The New York Times has released the results of an internal study that finds the paper’s internal culture is often hostile to people of color and women. The entire report is here. A key excerpt:
Our current culture and systems are not enabling our work force to thrive and do its best work. This is true across many types of difference: race, gender identity, sexual orientation, ability, socioeconomic background, ideological viewpoints and more. But it is particularly true for people of color, many of whom described unsettling and sometimes painful day-to-day workplace experiences.
Tom Jones of Poynter has been reading it over, and he finds some telling statistics: 48% of hires in 2020 were people of color, bringing the percentage from 27% to 34% in the past six years. The percentage has risen from 17% to 23% in leadership positions, and the percentage of women employed by the Times has risen from 45% to 52%.
I suspect those numbers are better than what you’d find at most news organizations, although I also suspect that the Times — among the very few that’s been staffing up in recent years — could have done better still.
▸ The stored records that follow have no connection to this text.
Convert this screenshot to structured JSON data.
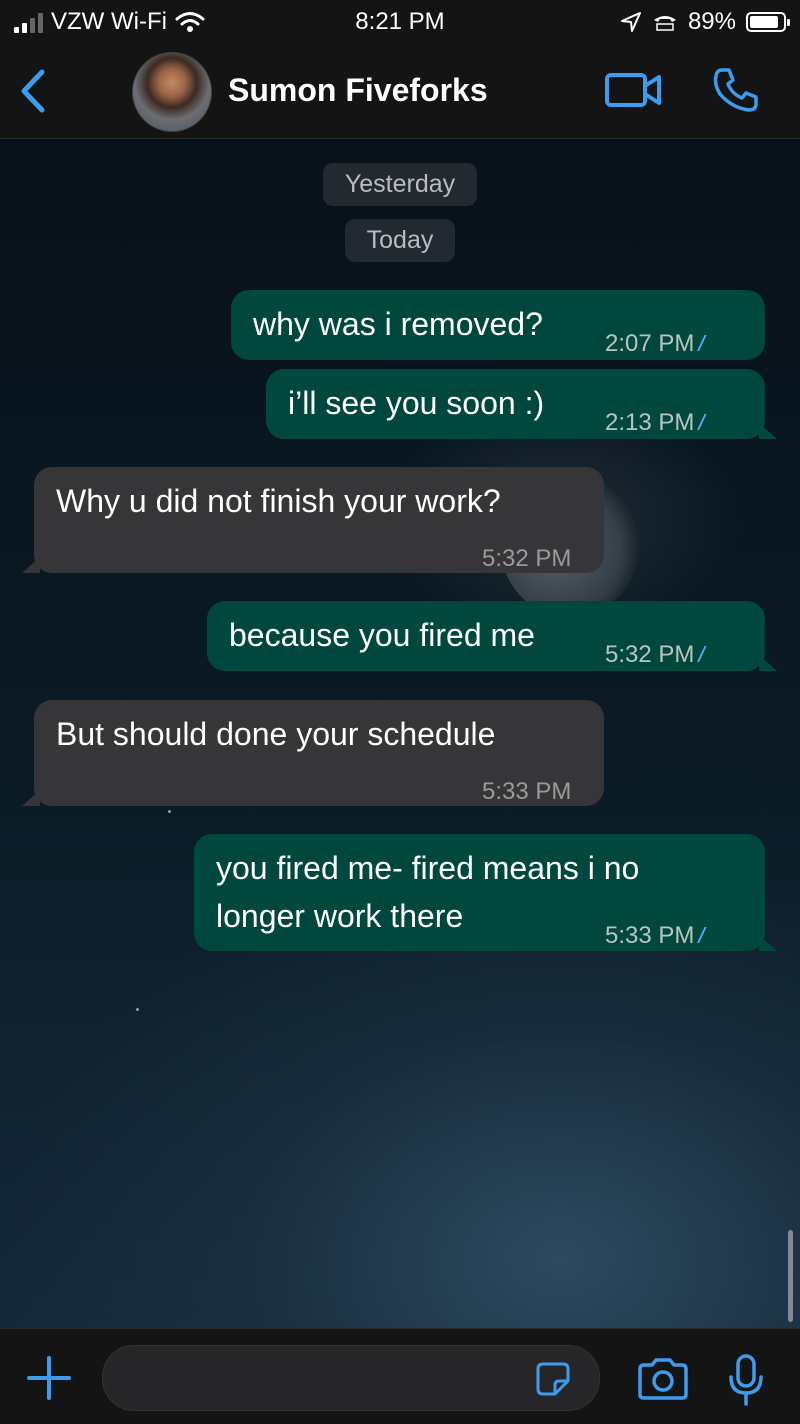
{
  "status_bar": {
    "carrier": "VZW Wi-Fi",
    "time": "8:21 PM",
    "battery": "89%",
    "battery_level": 0.89
  },
  "header": {
    "contact_name": "Sumon Fiveforks"
  },
  "date_separators": [
    "Yesterday",
    "Today"
  ],
  "messages": [
    {
      "direction": "outgoing",
      "text": "why was i removed?",
      "time": "2:07 PM",
      "read": true
    },
    {
      "direction": "outgoing",
      "text": "i’ll see you soon :)",
      "time": "2:13 PM",
      "read": true
    },
    {
      "direction": "incoming",
      "text": "Why u did not finish your work?",
      "time": "5:32 PM"
    },
    {
      "direction": "outgoing",
      "text": "because you fired me",
      "time": "5:32 PM",
      "read": true
    },
    {
      "direction": "incoming",
      "text": "But should done your schedule",
      "time": "5:33 PM"
    },
    {
      "direction": "outgoing",
      "text_lines": [
        "you fired me- fired means i no",
        "longer work there"
      ],
      "time": "5:33 PM",
      "read": true
    }
  ],
  "colors": {
    "accent": "#3c9cf0",
    "outgoing_bubble": "#00473d",
    "incoming_bubble": "#363638",
    "read_tick": "#4fb3ff"
  },
  "icons": {
    "back": "chevron-left-icon",
    "video": "video-camera-icon",
    "call": "phone-icon",
    "attach": "plus-icon",
    "sticker": "sticker-icon",
    "camera": "camera-icon",
    "mic": "microphone-icon"
  }
}
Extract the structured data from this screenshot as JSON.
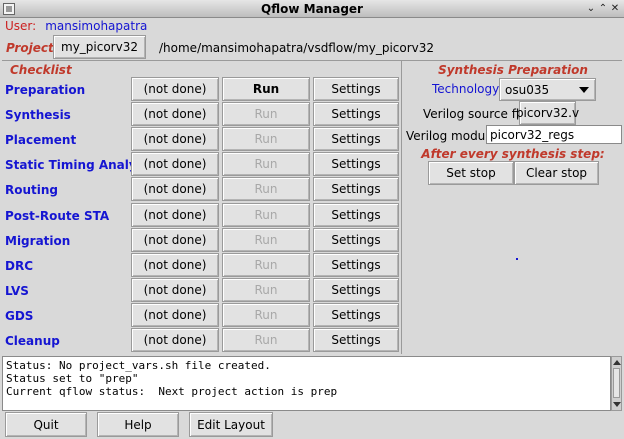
{
  "window": {
    "title": "Qflow Manager",
    "minimize_glyph": "⌄",
    "maximize_glyph": "⌃",
    "close_glyph": "✕"
  },
  "user": {
    "label": "User:",
    "name": "mansimohapatra"
  },
  "project": {
    "label": "Project:",
    "button": "my_picorv32",
    "path": "/home/mansimohapatra/vsdflow/my_picorv32"
  },
  "checklist": {
    "title": "Checklist",
    "steps": [
      {
        "name": "Preparation",
        "status": "(not done)",
        "run": "Run",
        "run_enabled": true,
        "settings": "Settings"
      },
      {
        "name": "Synthesis",
        "status": "(not done)",
        "run": "Run",
        "run_enabled": false,
        "settings": "Settings"
      },
      {
        "name": "Placement",
        "status": "(not done)",
        "run": "Run",
        "run_enabled": false,
        "settings": "Settings"
      },
      {
        "name": "Static Timing Analysis",
        "status": "(not done)",
        "run": "Run",
        "run_enabled": false,
        "settings": "Settings"
      },
      {
        "name": "Routing",
        "status": "(not done)",
        "run": "Run",
        "run_enabled": false,
        "settings": "Settings"
      },
      {
        "name": "Post-Route STA",
        "status": "(not done)",
        "run": "Run",
        "run_enabled": false,
        "settings": "Settings"
      },
      {
        "name": "Migration",
        "status": "(not done)",
        "run": "Run",
        "run_enabled": false,
        "settings": "Settings"
      },
      {
        "name": "DRC",
        "status": "(not done)",
        "run": "Run",
        "run_enabled": false,
        "settings": "Settings"
      },
      {
        "name": "LVS",
        "status": "(not done)",
        "run": "Run",
        "run_enabled": false,
        "settings": "Settings"
      },
      {
        "name": "GDS",
        "status": "(not done)",
        "run": "Run",
        "run_enabled": false,
        "settings": "Settings"
      },
      {
        "name": "Cleanup",
        "status": "(not done)",
        "run": "Run",
        "run_enabled": false,
        "settings": "Settings"
      }
    ]
  },
  "synthesis_prep": {
    "title": "Synthesis Preparation",
    "technology_label": "Technology:",
    "technology_value": "osu035",
    "verilog_source_label": "Verilog source file:",
    "verilog_source_value": "picorv32.v",
    "verilog_module_label": "Verilog module:",
    "verilog_module_value": "picorv32_regs",
    "after_step_label": "After every synthesis step:",
    "set_stop": "Set stop",
    "clear_stop": "Clear stop"
  },
  "status": {
    "lines": [
      "Status: No project_vars.sh file created.",
      "Status set to \"prep\"",
      "Current qflow status:  Next project action is prep"
    ]
  },
  "footer": {
    "quit": "Quit",
    "help": "Help",
    "edit_layout": "Edit Layout"
  },
  "colors": {
    "label_red": "#c0392b",
    "label_blue": "#1515d2",
    "background": "#d9d9d9"
  }
}
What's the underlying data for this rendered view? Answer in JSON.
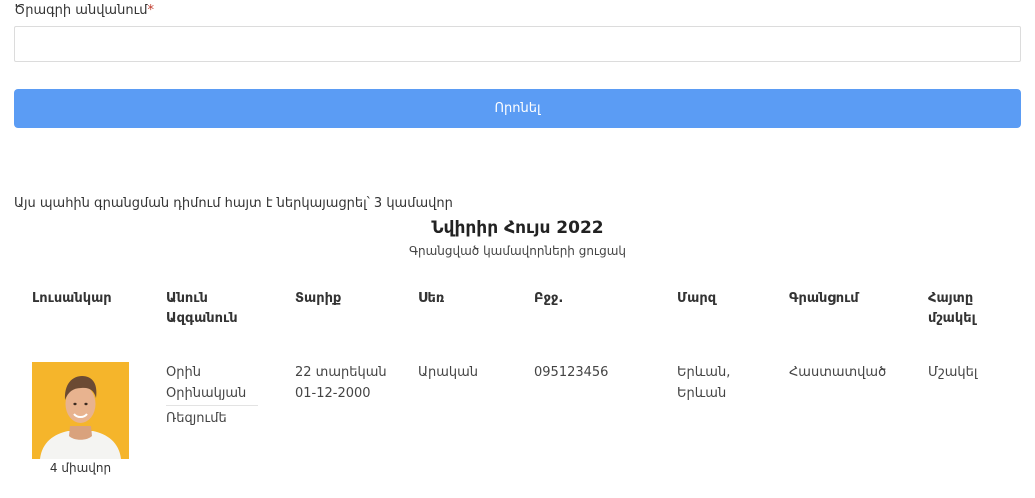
{
  "form": {
    "label": "Ծրագրի անվանում",
    "required_mark": "*",
    "input_value": "",
    "search_label": "Որոնել"
  },
  "summary_text": "Այս պահին գրանցման դիմում հայտ է ներկայացրել՝ 3 կամավոր",
  "program": {
    "title": "Նվիրիր Հույս 2022",
    "subtitle": "Գրանցված կամավորների ցուցակ"
  },
  "table": {
    "headers": [
      "Լուսանկար",
      "Անուն Ազգանուն",
      "Տարիք",
      "Սեռ",
      "Բջջ.",
      "Մարզ",
      "Գրանցում",
      "Հայտը մշակել"
    ],
    "rows": [
      {
        "photo_caption": "4 միավոր",
        "name": "Օրին Օրինակյան",
        "resume_link": "Ռեզյումե",
        "age": "22 տարեկան",
        "birthdate": "01-12-2000",
        "gender": "Արական",
        "phone": "095123456",
        "region": "Երևան, Երևան",
        "registration": "Հաստատված",
        "action": "Մշակել"
      }
    ]
  },
  "colors": {
    "button": "#5b9cf4",
    "photo_bg": "#f5b52b",
    "required": "#c0392b"
  }
}
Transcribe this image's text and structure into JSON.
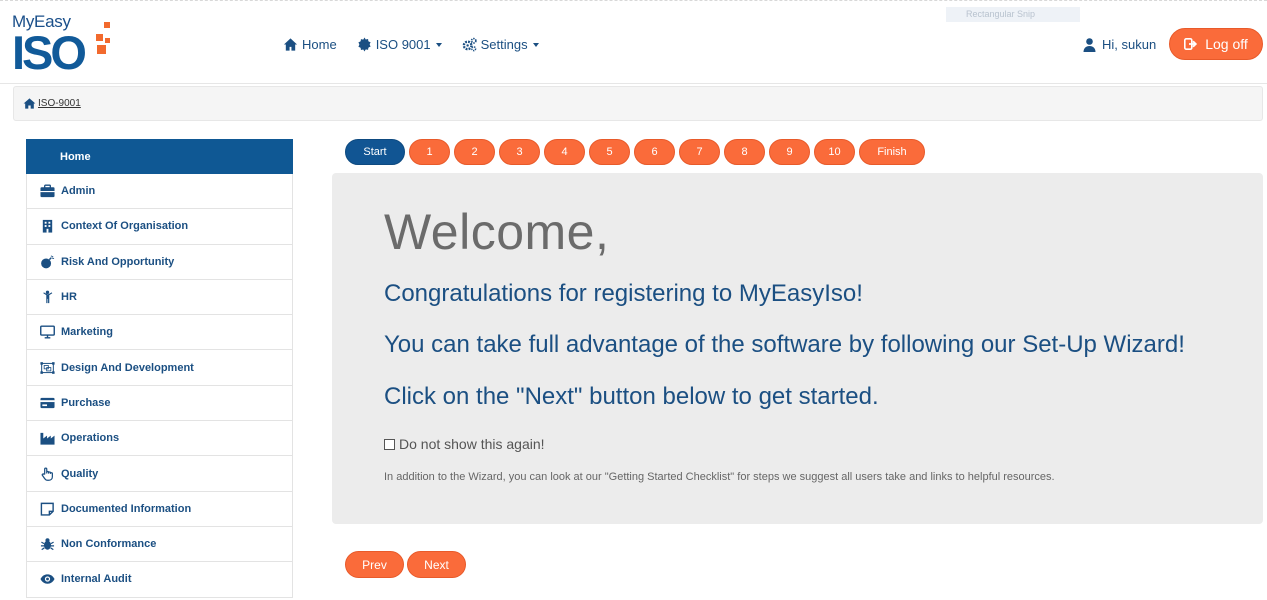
{
  "ghost_tooltip": "Rectangular Snip",
  "brand": {
    "my": "MyEasy",
    "iso": "ISO",
    "accent": "#f26a2e",
    "primary": "#115a99"
  },
  "nav": {
    "home": "Home",
    "iso": "ISO 9001",
    "settings": "Settings"
  },
  "user": {
    "greeting": "Hi, sukun",
    "logoff": "Log off"
  },
  "breadcrumb": {
    "item": "ISO-9001"
  },
  "sidebar": {
    "items": [
      {
        "label": "Home",
        "icon": "none"
      },
      {
        "label": "Admin",
        "icon": "briefcase-icon"
      },
      {
        "label": "Context Of Organisation",
        "icon": "building-icon"
      },
      {
        "label": "Risk And Opportunity",
        "icon": "bomb-icon"
      },
      {
        "label": "HR",
        "icon": "person-icon"
      },
      {
        "label": "Marketing",
        "icon": "monitor-icon"
      },
      {
        "label": "Design And Development",
        "icon": "object-group-icon"
      },
      {
        "label": "Purchase",
        "icon": "credit-card-icon"
      },
      {
        "label": "Operations",
        "icon": "industry-icon"
      },
      {
        "label": "Quality",
        "icon": "hand-pointer-icon"
      },
      {
        "label": "Documented Information",
        "icon": "sticky-note-icon"
      },
      {
        "label": "Non Conformance",
        "icon": "bug-icon"
      },
      {
        "label": "Internal Audit",
        "icon": "eye-icon"
      }
    ]
  },
  "wizard": {
    "start": "Start",
    "steps": [
      "1",
      "2",
      "3",
      "4",
      "5",
      "6",
      "7",
      "8",
      "9",
      "10"
    ],
    "finish": "Finish"
  },
  "panel": {
    "welcome": "Welcome,",
    "line1": "Congratulations for registering to MyEasyIso!",
    "line2": "You can take full advantage of the software by following our Set-Up Wizard!",
    "line3": "Click on the \"Next\" button below to get started.",
    "checkbox": "Do not show this again!",
    "note": "In addition to the Wizard, you can look at our \"Getting Started Checklist\" for steps we suggest all users take and links to helpful resources."
  },
  "pager": {
    "prev": "Prev",
    "next": "Next"
  }
}
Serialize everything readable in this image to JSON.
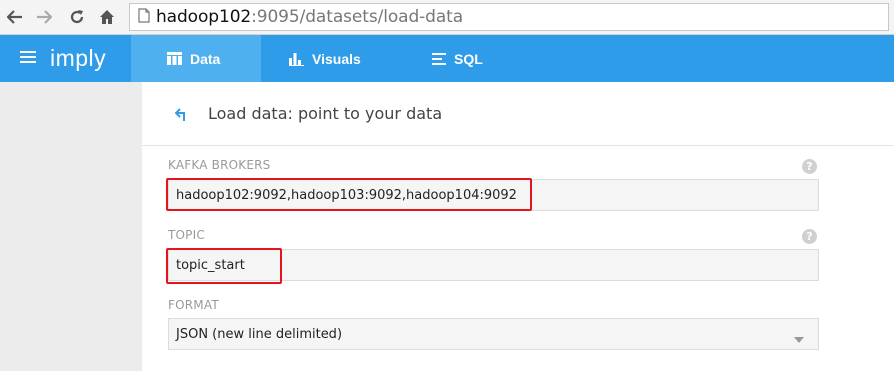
{
  "browser": {
    "url_host": "hadoop102",
    "url_rest": ":9095/datasets/load-data"
  },
  "header": {
    "brand": "imply",
    "tabs": [
      {
        "label": "Data",
        "icon": "table-icon",
        "active": true
      },
      {
        "label": "Visuals",
        "icon": "bar-chart-icon",
        "active": false
      },
      {
        "label": "SQL",
        "icon": "lines-icon",
        "active": false
      }
    ]
  },
  "page": {
    "title": "Load data: point to your data"
  },
  "form": {
    "kafka_brokers": {
      "label": "KAFKA BROKERS",
      "value": "hadoop102:9092,hadoop103:9092,hadoop104:9092"
    },
    "topic": {
      "label": "TOPIC",
      "value": "topic_start"
    },
    "format": {
      "label": "FORMAT",
      "value": "JSON (new line delimited)"
    },
    "help_glyph": "?"
  },
  "colors": {
    "header_bg": "#2e9ce8",
    "active_tab_bg": "#4fb0ef",
    "highlight": "#e3161b"
  }
}
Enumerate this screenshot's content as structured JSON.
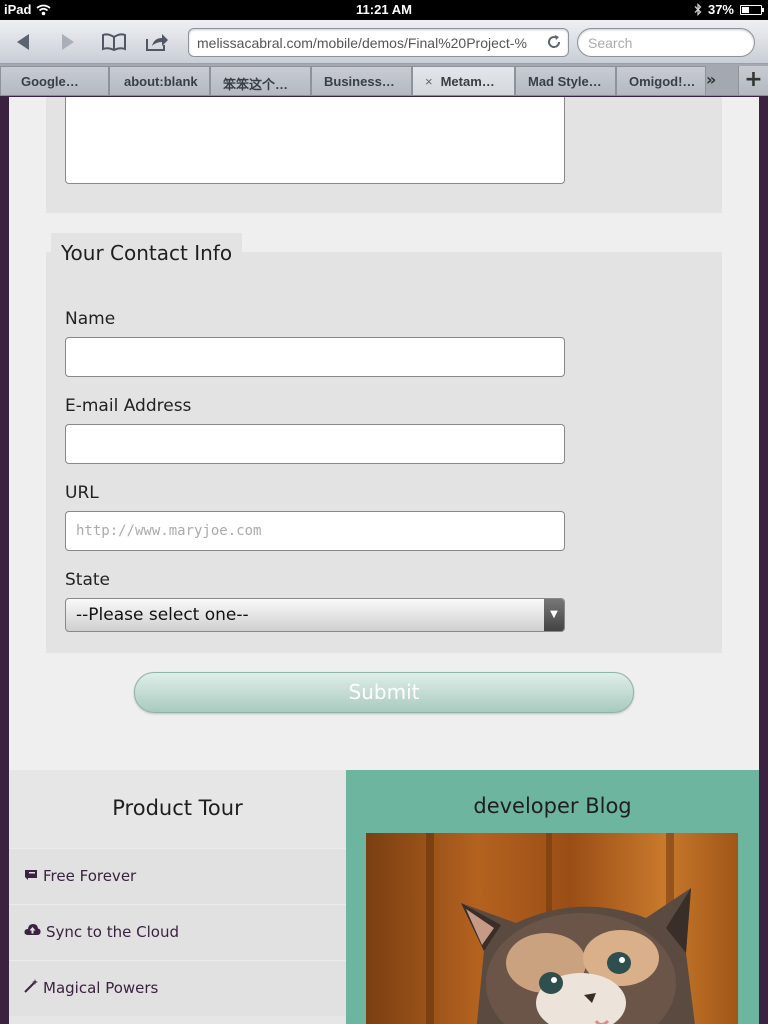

And I heartily agree with Jones’ conclusion: “It also would be good to see all news organizations do the kind of self-evaluation that the Times has done and work toward making sure their newsroom cultures are where they should be.”
We can start with The Boston Globe, Boston’s public media outlets and television news operations.
Finally, of note: One of the three co-authors of the report is deputy managing editor Carolyn Ryan, an alum of the Globe and, before that, The Patriot Ledger of Quincy — and the subject of a profile in Insider this week that touts her as a possible successor to executive editor Dean Baquet.
This content was originally published here.